#### [TRY IT]
Your answer should hold every line of the records below that contains the string "data".

#### [INPUT RECORDS]

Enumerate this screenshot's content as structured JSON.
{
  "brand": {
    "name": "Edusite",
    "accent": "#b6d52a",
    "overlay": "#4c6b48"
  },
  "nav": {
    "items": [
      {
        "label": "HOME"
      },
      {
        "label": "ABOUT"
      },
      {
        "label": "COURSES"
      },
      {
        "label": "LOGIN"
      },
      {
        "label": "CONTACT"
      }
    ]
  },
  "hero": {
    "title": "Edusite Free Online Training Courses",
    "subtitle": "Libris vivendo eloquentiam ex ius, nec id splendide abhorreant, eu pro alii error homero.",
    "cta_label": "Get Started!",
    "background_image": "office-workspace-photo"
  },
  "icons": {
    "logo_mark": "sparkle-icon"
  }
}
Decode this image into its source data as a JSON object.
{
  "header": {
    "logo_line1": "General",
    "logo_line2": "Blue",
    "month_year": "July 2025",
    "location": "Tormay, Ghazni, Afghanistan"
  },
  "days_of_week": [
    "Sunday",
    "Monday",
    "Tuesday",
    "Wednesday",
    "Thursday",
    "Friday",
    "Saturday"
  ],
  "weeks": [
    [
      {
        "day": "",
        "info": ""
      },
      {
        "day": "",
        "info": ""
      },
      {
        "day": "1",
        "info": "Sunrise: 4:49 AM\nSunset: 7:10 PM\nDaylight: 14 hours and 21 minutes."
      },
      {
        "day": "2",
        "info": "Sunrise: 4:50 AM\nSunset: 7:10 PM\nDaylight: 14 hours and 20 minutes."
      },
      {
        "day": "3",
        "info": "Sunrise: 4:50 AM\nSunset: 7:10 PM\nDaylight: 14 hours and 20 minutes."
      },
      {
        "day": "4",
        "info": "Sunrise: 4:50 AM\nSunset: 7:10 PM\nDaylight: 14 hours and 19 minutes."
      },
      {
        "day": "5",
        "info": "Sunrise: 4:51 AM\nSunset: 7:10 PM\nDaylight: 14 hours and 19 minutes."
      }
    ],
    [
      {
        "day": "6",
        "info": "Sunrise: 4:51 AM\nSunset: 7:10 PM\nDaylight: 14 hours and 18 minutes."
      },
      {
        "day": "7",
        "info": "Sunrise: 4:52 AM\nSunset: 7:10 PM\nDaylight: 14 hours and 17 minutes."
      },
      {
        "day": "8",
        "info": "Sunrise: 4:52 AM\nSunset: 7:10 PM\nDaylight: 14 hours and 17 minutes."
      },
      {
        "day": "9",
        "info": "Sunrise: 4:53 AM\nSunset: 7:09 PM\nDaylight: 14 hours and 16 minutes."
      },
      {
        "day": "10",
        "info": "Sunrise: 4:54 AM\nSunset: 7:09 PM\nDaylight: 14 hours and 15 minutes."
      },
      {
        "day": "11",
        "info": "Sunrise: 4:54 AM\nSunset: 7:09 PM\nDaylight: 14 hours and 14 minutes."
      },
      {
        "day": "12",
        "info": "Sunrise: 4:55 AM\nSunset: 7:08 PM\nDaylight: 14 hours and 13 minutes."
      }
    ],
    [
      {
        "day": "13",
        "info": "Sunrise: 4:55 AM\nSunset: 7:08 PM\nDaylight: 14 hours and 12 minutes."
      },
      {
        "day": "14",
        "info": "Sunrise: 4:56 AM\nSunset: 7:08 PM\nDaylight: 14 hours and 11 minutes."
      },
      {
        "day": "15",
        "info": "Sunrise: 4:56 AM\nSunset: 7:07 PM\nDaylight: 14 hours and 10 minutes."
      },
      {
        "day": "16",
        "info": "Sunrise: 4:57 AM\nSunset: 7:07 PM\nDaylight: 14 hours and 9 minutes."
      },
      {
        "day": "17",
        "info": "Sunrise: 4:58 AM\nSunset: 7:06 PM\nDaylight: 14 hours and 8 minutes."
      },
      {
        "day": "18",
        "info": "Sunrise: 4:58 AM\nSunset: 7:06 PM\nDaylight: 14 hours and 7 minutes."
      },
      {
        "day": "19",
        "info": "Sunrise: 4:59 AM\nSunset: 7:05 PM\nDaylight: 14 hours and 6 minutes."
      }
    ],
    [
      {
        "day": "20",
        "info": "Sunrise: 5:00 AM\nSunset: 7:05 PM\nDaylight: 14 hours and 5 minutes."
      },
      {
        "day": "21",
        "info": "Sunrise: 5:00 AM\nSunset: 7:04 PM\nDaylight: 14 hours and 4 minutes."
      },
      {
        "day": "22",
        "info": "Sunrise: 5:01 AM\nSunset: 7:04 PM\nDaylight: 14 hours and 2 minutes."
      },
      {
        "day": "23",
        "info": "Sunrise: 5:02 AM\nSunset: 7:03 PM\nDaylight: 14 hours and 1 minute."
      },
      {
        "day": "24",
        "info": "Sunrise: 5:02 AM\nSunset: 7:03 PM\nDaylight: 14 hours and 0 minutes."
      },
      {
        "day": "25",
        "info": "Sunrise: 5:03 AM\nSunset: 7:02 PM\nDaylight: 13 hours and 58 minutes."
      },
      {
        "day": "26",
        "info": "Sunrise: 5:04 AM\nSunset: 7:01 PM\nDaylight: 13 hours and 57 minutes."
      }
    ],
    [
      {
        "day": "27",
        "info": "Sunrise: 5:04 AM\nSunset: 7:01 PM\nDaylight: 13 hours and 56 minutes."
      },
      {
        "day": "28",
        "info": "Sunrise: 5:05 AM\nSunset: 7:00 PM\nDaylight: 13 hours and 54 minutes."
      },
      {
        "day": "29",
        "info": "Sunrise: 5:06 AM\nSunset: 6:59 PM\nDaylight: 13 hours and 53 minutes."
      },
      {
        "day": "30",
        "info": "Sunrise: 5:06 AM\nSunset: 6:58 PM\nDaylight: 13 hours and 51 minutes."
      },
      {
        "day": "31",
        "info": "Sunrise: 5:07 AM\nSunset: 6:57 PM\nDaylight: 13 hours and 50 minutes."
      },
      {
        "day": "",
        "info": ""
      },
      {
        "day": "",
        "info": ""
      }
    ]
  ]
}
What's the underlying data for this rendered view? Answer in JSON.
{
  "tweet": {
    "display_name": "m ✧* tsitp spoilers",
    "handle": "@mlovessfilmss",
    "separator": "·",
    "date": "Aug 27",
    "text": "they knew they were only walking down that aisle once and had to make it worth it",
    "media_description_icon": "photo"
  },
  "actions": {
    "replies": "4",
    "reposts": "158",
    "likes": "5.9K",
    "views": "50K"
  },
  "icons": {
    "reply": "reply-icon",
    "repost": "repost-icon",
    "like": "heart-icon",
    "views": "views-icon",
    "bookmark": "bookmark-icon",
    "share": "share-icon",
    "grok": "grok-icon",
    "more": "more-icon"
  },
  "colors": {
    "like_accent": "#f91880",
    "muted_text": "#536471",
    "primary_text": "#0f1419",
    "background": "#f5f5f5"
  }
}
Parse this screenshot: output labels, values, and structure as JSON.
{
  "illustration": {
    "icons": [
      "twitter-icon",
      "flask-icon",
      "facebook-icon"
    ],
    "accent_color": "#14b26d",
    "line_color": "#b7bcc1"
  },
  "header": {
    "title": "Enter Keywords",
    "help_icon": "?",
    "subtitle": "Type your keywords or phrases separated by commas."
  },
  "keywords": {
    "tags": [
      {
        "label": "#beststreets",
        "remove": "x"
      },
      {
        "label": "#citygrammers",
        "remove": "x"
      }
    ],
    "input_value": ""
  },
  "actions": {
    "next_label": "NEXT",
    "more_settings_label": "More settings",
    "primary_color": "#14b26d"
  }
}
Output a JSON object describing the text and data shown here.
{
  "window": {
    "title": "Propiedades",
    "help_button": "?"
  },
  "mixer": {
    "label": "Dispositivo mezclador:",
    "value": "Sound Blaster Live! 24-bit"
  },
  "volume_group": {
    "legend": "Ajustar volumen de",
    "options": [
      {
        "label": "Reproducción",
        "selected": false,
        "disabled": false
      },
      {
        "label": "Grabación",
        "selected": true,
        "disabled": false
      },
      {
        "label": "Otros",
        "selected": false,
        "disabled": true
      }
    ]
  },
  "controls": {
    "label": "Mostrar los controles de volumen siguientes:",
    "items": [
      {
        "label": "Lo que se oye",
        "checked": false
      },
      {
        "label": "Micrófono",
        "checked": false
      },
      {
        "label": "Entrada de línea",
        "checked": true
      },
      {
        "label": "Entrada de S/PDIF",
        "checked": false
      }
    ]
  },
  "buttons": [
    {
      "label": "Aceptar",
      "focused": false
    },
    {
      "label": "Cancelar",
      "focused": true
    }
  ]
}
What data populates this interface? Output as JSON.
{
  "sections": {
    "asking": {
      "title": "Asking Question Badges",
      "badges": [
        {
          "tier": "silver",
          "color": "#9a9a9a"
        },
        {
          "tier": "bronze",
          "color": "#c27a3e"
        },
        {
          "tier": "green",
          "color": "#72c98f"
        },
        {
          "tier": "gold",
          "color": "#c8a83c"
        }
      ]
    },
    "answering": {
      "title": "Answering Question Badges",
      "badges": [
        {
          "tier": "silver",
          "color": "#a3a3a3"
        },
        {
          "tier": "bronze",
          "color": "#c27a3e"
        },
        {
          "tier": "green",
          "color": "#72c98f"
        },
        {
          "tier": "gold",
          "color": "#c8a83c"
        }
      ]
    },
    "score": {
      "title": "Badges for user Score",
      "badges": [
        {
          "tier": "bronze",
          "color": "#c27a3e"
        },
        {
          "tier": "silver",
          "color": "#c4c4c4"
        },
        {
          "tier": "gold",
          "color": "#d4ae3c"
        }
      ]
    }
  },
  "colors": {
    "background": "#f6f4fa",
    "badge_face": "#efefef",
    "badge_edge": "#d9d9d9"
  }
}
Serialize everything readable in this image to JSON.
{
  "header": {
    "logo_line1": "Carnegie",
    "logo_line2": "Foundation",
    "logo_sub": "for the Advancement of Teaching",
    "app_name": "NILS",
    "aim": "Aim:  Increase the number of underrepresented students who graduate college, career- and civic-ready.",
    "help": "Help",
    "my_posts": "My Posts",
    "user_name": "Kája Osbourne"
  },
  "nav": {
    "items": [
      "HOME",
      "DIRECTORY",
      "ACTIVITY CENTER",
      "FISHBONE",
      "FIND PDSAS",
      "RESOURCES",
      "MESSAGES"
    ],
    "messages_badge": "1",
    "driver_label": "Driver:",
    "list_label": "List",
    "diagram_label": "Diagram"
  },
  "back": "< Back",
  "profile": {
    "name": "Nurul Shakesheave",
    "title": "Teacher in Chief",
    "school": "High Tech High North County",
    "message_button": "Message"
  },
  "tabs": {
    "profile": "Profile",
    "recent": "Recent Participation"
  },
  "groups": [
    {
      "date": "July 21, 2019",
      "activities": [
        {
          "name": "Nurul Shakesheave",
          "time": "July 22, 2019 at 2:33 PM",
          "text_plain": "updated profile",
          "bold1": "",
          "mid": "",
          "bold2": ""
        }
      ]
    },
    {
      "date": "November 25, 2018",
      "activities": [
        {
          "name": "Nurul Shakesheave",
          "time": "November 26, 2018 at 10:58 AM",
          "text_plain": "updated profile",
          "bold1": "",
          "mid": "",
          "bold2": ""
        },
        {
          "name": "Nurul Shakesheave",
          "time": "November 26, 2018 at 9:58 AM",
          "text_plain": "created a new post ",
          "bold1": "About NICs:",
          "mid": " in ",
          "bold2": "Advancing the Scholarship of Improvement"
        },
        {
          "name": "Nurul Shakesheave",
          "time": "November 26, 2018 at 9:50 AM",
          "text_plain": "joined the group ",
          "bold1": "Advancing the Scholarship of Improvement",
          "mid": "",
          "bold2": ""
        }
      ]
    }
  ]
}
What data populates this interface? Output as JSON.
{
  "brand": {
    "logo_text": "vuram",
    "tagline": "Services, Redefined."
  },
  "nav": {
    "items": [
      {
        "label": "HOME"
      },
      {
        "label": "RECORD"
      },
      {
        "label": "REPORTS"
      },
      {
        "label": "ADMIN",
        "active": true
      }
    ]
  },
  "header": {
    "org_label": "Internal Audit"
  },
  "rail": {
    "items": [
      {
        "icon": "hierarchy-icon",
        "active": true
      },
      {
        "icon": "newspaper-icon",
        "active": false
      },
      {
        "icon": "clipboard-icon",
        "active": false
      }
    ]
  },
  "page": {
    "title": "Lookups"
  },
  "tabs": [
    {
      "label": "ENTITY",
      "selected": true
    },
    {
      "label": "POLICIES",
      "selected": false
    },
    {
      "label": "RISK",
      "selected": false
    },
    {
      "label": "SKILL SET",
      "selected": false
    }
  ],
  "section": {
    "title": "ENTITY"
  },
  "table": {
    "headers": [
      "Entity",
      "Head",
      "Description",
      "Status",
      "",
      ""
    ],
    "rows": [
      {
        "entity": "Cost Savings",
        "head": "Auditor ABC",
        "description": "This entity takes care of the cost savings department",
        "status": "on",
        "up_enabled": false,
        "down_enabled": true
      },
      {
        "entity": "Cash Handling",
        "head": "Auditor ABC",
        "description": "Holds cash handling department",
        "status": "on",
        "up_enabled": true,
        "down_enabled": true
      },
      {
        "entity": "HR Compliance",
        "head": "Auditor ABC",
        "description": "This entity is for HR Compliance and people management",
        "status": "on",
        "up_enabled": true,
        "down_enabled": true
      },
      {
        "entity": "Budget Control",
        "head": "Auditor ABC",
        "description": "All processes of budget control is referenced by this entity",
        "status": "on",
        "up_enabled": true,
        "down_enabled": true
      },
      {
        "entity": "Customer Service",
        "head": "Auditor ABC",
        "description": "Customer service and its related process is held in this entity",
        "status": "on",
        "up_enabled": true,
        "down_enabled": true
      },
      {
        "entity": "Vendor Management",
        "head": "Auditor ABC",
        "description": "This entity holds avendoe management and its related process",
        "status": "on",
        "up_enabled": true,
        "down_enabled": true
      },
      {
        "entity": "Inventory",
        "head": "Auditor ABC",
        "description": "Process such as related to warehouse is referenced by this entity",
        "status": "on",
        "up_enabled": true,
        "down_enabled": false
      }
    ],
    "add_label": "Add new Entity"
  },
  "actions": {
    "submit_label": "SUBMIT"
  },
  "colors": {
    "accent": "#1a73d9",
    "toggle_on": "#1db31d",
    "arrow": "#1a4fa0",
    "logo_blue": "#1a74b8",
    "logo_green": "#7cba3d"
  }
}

#### [ANSWER BOX]
Decode this image into its source data as a JSON object.
What's the underlying data for this rendered view? Answer in JSON.
Output a JSON object describing the text and data shown here.
What data populates this interface? Output as JSON.
What data populates this interface? Output as JSON.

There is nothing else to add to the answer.